── SOURCE DATA

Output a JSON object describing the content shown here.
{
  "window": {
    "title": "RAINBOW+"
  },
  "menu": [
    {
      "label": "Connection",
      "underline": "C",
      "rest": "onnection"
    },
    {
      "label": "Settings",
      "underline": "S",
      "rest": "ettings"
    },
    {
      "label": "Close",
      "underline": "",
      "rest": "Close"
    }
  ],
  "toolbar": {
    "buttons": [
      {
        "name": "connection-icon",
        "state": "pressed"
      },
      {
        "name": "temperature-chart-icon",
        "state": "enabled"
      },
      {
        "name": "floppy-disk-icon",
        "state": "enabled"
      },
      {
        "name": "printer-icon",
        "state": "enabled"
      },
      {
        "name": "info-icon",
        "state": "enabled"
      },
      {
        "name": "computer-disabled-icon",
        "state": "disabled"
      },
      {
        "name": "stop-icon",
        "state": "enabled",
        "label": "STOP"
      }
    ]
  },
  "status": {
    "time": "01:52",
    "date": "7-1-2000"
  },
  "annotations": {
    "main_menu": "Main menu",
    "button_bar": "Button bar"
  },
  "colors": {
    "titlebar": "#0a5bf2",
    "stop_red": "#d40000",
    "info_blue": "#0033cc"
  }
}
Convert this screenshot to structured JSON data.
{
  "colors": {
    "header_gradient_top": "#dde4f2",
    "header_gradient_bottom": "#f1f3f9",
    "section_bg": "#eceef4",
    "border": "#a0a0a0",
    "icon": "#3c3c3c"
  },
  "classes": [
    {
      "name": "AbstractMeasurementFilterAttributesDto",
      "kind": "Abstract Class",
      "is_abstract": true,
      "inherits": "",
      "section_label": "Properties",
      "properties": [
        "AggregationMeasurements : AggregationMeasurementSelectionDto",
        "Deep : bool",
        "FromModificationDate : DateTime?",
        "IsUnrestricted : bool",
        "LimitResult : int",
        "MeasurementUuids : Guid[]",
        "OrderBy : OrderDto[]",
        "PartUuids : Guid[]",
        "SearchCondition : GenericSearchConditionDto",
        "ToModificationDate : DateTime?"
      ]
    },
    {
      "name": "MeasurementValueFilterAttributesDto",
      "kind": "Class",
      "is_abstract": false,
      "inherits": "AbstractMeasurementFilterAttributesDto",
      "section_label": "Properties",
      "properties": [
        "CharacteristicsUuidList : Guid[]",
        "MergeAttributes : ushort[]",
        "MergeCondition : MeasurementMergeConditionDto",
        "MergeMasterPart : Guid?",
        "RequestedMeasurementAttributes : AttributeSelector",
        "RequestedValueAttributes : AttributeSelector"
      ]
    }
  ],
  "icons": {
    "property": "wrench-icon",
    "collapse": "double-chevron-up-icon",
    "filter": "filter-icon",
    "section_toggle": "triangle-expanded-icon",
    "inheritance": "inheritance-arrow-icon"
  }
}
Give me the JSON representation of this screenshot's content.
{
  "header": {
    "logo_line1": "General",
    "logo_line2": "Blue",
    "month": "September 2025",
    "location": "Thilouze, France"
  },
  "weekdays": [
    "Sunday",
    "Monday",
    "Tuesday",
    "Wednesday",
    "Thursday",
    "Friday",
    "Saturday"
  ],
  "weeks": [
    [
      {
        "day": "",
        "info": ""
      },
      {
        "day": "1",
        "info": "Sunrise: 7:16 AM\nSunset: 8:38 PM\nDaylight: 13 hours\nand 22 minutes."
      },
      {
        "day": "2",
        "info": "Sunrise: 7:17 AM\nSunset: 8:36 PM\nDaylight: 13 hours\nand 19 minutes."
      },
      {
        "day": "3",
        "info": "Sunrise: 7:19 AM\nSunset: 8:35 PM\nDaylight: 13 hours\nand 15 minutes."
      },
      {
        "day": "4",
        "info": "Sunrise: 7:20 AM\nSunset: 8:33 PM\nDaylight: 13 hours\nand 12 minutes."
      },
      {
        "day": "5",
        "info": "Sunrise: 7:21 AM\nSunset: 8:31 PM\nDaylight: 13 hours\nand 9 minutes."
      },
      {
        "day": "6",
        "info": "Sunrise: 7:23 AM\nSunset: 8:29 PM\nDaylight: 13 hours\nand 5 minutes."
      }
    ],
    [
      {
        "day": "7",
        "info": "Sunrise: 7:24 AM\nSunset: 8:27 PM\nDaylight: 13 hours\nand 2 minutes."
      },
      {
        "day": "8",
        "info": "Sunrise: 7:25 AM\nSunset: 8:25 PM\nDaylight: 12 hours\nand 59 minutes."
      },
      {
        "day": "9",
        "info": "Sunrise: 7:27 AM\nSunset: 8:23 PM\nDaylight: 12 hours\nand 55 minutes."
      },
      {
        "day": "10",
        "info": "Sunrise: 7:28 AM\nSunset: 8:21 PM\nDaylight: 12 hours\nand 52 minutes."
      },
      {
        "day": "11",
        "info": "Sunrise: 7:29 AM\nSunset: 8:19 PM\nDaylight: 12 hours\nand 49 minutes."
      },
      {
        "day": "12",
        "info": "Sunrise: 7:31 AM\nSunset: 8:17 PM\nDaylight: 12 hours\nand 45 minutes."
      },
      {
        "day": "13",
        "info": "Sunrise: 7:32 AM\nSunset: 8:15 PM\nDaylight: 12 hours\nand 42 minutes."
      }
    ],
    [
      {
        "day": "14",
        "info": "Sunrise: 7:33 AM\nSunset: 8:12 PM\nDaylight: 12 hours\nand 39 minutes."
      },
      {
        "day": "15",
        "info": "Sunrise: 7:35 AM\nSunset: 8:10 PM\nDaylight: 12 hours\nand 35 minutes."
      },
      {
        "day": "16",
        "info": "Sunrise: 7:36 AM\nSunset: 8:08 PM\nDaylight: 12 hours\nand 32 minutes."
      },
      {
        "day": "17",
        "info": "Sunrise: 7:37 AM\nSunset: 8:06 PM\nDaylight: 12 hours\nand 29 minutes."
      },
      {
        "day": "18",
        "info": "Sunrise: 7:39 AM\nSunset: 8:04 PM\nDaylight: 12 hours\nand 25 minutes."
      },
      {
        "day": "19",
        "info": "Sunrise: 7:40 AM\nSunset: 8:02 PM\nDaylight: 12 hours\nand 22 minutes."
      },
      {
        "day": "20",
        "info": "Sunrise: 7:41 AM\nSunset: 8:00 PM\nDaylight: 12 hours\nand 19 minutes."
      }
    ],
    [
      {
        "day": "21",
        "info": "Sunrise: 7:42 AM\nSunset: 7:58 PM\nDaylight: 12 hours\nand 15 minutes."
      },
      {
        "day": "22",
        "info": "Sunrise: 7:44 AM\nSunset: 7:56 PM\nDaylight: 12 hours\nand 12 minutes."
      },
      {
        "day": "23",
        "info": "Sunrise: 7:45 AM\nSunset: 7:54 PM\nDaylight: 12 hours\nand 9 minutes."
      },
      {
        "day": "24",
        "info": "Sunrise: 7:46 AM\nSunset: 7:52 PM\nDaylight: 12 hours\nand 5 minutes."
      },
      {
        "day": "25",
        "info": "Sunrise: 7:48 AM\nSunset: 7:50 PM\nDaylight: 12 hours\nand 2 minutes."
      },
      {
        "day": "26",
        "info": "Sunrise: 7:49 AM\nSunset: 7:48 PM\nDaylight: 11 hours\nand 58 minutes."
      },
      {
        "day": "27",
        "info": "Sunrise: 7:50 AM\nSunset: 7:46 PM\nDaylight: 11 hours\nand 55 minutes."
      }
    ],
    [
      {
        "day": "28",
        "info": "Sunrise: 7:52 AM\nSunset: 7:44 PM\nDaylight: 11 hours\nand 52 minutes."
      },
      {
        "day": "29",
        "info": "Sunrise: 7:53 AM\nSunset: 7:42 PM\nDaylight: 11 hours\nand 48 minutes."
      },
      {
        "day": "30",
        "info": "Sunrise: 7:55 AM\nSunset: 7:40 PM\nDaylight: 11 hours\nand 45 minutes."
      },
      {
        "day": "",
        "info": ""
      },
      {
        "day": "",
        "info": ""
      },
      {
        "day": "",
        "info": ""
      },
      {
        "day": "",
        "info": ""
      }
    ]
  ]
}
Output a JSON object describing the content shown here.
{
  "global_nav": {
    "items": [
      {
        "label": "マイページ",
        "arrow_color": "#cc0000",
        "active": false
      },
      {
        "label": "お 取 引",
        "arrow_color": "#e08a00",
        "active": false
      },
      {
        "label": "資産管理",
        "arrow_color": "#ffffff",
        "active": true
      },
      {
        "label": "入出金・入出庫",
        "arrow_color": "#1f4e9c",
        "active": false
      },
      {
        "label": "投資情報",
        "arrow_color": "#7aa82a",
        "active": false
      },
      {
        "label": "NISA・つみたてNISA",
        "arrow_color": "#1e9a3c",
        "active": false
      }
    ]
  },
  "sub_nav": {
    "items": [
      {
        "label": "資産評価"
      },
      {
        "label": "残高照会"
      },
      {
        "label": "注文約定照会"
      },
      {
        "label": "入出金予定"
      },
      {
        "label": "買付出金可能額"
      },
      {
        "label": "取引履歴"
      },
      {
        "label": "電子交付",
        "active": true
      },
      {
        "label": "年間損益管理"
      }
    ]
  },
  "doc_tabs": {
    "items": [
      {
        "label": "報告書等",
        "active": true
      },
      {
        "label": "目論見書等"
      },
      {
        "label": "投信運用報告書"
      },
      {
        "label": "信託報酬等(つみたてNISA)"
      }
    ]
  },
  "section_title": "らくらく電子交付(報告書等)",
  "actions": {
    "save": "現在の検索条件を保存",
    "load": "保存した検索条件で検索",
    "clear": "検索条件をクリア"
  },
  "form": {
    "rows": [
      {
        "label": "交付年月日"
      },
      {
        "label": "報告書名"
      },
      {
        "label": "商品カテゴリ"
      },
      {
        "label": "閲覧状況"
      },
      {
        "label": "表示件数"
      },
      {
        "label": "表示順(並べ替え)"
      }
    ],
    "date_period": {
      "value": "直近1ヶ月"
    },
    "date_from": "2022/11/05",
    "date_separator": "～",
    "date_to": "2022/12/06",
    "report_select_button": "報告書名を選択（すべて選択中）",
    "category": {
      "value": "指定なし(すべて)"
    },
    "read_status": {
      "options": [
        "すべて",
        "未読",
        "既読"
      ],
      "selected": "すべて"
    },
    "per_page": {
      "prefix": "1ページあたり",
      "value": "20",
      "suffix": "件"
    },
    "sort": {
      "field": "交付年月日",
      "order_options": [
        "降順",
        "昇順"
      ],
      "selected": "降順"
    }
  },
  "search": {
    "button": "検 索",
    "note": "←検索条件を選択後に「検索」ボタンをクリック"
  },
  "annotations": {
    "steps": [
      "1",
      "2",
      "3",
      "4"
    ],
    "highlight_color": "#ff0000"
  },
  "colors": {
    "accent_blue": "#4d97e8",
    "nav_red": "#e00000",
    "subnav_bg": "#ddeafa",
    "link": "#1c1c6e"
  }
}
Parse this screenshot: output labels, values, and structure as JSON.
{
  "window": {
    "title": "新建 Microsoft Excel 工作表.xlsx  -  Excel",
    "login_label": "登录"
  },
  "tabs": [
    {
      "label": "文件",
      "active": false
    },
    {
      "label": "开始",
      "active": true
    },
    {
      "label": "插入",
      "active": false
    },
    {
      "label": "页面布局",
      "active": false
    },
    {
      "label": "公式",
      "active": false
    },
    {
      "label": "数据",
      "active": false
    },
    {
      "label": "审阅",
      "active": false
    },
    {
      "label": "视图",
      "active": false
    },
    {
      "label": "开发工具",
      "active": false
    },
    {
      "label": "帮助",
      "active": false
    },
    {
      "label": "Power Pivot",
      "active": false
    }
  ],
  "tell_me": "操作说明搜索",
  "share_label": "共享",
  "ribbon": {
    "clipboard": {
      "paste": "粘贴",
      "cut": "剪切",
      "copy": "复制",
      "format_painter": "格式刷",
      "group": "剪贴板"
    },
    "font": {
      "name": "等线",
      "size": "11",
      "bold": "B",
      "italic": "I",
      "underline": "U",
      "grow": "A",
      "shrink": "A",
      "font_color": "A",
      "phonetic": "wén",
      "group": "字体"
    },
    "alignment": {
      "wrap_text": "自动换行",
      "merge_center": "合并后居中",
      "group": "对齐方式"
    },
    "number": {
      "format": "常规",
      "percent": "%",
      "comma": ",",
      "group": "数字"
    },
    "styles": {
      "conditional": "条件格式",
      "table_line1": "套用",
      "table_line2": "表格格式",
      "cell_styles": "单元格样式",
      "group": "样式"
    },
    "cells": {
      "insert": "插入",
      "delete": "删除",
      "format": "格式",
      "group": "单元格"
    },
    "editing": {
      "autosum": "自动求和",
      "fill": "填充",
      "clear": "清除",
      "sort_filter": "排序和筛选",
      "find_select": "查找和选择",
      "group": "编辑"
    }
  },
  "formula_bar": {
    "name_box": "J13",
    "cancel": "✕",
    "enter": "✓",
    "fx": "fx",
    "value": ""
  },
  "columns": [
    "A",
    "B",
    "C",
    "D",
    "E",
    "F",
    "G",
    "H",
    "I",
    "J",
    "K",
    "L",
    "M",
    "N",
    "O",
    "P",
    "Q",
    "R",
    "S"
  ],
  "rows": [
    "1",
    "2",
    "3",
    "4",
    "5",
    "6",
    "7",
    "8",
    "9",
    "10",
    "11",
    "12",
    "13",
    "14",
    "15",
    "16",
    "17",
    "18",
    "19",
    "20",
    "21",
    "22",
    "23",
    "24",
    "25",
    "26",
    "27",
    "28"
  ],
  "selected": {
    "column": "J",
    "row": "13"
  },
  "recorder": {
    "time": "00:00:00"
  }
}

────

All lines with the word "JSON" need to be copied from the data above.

# [SOLVED EXERCISE]
Output a JSON object describing the content shown here.
Convert this screenshot to structured JSON data.
Give me the JSON representation of this screenshot's content.
Output a JSON object describing the content shown here.
Parse this screenshot: output labels, values, and structure as JSON.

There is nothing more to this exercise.